"Zhadan's prose is so poetic, his free verse so prosaic. It is difficult to assign a genre to his work: memoir, travelogue, timely or untimely meditation — or a mixture of all these, centered on the themes ‘my generation’ and 'our epoch'." —The New Literary Review (Russia)
"The power source for Zhadan's writing is in its linguistic passion." —Die Zeit (Germany)
"One of the most important creative forces in modern Ukrainian alternative culture. He writes desolately, brashly, deliriously, associatively, cleverly and with laugh-out-loud humor and great empathy for his characters..." —KulturSpiegel (Germany)
"There is no summarizing the spicy, hot, sweet, vicious improvisations of Serhiy Zhadan—this is verbal jazz." —Kirill Ankudinov, Vzglyad.ru (Russia)
Telephones exist for breaking all kinds of bad news. Voices on the phone sound cold and detached. I guess it’s easier to pass along bad news in an official-sounding voice. I know what I’m talking about. I’ve been fighting telephone receivers my whole life, albeit unsuccessfully. Operators all over the world continue to keep track of people’s conversations, jotting down the most important words and phrases. Meanwhile, psalm books and phone directories lay open on hotel nightstands; that’s all you need to keep the faith.

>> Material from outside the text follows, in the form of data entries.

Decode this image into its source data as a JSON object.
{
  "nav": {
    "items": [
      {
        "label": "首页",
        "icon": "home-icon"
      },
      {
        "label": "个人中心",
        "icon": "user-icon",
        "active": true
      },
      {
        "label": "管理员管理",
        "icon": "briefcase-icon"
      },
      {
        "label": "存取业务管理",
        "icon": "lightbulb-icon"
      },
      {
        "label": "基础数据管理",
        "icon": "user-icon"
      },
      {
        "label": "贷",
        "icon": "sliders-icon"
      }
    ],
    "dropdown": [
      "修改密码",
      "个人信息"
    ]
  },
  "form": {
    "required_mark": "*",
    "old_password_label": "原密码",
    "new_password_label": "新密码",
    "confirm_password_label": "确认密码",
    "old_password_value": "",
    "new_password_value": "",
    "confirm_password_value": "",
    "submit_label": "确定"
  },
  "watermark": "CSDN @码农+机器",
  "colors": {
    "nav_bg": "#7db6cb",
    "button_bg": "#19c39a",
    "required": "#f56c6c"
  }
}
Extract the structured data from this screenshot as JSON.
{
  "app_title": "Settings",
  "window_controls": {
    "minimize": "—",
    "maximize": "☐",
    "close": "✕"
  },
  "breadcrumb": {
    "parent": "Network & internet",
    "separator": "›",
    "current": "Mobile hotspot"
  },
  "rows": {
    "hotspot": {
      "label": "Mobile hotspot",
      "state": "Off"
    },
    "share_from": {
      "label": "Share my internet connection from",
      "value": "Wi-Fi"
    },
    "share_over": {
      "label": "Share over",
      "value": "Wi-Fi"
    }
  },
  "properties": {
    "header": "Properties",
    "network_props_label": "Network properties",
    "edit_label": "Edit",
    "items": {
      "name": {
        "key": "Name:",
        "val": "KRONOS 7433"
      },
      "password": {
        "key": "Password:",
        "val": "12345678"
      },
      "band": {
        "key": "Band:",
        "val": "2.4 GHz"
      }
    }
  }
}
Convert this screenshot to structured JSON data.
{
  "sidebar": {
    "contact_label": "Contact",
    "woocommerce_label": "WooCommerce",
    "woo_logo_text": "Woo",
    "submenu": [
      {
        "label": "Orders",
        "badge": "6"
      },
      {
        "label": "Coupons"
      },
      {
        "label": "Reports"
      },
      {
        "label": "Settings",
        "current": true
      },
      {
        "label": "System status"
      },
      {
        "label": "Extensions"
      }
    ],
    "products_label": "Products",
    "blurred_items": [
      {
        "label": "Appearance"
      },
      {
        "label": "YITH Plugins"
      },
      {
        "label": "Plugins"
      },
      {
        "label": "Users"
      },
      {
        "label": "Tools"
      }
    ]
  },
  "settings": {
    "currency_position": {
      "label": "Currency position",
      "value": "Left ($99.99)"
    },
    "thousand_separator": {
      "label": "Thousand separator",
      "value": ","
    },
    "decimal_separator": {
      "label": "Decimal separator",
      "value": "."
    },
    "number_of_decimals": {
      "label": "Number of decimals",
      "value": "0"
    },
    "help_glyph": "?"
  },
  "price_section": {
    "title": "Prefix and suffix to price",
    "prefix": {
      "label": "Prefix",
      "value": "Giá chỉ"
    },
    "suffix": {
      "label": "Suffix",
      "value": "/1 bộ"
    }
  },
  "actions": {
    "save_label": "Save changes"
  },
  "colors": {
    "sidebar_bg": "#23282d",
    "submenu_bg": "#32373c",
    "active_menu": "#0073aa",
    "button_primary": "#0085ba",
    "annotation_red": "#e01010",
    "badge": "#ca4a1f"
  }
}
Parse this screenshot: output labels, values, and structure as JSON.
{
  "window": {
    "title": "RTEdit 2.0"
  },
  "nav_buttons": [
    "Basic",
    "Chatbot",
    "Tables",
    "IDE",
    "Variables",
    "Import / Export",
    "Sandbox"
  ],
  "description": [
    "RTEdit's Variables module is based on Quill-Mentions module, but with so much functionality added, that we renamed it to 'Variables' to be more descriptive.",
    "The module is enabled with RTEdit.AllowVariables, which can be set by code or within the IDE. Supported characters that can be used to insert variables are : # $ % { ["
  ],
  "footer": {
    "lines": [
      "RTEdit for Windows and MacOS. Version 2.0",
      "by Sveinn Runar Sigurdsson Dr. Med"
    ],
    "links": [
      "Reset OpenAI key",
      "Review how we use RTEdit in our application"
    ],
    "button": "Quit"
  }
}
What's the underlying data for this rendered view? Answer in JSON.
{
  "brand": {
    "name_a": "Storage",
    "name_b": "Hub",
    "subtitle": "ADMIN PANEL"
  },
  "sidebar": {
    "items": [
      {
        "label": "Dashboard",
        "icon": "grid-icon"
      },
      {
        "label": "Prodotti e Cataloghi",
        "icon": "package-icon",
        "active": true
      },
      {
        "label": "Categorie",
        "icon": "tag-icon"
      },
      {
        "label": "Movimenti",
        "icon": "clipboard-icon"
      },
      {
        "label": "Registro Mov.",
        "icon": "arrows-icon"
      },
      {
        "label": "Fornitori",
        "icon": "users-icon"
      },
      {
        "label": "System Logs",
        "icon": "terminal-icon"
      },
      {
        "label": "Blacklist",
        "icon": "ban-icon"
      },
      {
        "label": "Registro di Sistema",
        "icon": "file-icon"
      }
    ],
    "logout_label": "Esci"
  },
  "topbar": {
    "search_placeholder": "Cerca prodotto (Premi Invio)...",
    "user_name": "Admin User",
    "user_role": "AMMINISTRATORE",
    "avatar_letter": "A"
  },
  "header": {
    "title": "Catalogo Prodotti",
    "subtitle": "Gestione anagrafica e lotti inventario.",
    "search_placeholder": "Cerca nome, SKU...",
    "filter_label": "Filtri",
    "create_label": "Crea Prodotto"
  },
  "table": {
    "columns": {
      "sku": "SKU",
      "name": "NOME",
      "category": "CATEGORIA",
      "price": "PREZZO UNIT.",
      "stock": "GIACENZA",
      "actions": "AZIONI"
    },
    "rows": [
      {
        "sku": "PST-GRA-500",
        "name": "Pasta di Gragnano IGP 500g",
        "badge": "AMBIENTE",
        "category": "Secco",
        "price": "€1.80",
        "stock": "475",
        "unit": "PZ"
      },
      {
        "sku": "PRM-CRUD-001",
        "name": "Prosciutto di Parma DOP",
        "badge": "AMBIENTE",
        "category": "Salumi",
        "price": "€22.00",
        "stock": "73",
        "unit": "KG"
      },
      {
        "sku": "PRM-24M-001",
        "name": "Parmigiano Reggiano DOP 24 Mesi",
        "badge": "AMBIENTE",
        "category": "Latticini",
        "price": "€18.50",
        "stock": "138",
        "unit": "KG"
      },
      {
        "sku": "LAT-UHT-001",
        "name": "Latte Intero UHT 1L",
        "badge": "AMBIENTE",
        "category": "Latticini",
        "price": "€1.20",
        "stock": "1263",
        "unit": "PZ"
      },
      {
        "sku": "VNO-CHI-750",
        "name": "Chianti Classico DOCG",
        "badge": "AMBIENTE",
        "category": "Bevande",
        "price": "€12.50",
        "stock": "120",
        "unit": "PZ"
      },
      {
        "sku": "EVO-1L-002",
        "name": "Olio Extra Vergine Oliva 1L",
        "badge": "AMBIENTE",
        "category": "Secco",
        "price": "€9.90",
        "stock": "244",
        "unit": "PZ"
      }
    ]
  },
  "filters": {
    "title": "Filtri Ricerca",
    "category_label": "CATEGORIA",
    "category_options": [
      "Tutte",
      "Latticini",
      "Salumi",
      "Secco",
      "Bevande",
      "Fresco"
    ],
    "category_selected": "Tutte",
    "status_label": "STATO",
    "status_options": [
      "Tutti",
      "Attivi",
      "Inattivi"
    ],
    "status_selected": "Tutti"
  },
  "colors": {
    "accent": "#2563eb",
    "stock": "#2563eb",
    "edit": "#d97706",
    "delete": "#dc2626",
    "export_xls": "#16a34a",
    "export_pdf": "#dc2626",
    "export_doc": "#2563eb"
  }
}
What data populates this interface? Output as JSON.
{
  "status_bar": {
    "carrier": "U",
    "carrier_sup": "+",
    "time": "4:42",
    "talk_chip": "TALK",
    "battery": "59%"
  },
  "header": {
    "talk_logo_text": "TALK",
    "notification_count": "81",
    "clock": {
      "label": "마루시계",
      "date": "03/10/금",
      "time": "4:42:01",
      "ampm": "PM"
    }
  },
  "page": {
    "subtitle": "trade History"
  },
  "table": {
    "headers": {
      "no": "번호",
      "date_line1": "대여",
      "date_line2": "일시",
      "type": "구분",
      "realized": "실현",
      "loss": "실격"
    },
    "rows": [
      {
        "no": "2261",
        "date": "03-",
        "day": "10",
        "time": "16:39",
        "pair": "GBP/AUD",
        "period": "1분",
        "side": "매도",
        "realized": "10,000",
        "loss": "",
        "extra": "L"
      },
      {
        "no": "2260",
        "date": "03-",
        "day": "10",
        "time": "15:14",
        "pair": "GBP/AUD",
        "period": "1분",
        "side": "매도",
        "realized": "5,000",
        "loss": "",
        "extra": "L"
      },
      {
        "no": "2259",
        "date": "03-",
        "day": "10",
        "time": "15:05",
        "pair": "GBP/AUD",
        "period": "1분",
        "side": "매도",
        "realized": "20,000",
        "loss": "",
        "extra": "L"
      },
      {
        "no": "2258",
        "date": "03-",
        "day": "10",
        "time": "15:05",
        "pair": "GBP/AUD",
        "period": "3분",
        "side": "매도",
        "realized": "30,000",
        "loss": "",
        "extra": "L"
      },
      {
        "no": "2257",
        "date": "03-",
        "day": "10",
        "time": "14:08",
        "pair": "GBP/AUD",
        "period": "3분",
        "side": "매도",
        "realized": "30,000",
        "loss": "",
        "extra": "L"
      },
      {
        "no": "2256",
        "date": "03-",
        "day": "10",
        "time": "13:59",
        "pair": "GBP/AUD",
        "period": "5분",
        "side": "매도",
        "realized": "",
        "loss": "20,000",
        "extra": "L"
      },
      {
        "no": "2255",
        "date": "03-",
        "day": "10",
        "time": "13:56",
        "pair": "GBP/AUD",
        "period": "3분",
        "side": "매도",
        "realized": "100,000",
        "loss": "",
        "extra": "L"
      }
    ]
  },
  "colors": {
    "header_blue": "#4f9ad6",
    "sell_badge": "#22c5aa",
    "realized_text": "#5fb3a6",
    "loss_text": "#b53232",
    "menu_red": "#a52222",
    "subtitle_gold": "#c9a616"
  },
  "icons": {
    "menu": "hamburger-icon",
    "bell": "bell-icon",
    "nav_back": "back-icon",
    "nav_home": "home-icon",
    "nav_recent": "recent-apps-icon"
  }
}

I slept in my clothes – jeans and a stretched-out T-shirt. Upon waking, I roamed the room, knocking over empty soda bottles, glasses, cans and ashtrays, plates with sauce slopped all over them, and shoes. Barefoot and bad-tempered, I stepped on apples, pistachios and dates like oily cockroaches. When you’re renting you are surrounded by other people’s furniture, so you get accustomed to being careful with other people’s things. Like a thrift shop owner, I kept all kinds of junk at my place. I had gramophone records and hockey sticks hiding under my couch, along with some clothes a girl had left there and some large road signs I had somehow gotten my hands on. I couldn’t throw anything away since I didn’t know what belonged to me and what was someone else’s property. But from the very first day, the very first moment that I found myself here, there was a telephone receiver lying right there, on the floor, in the middle of the room. Its voice and its silence filled me with hatred. Before bed I’d cover it up with a large cardboard box and in the morning I’d take that box out to the balcony. The demonic apparatus lay in the center of the room; its jarring, irritating ring heralding that someone needed me after all.
Now somebody was calling again. Calling on a Thursday, at 5 a.m. I crawled out from under the covers, tossed the cardboard box into the corner, picked up the phone and went out to the balcony. It was quiet and empty outside. A security guard, granting himself a morning smoke break, came out the side door of the bank. When someone calls you at 5 a.m., don’t expect any good to come of it. Holding back my irritation, I picked up the receiver. That’s how it all started.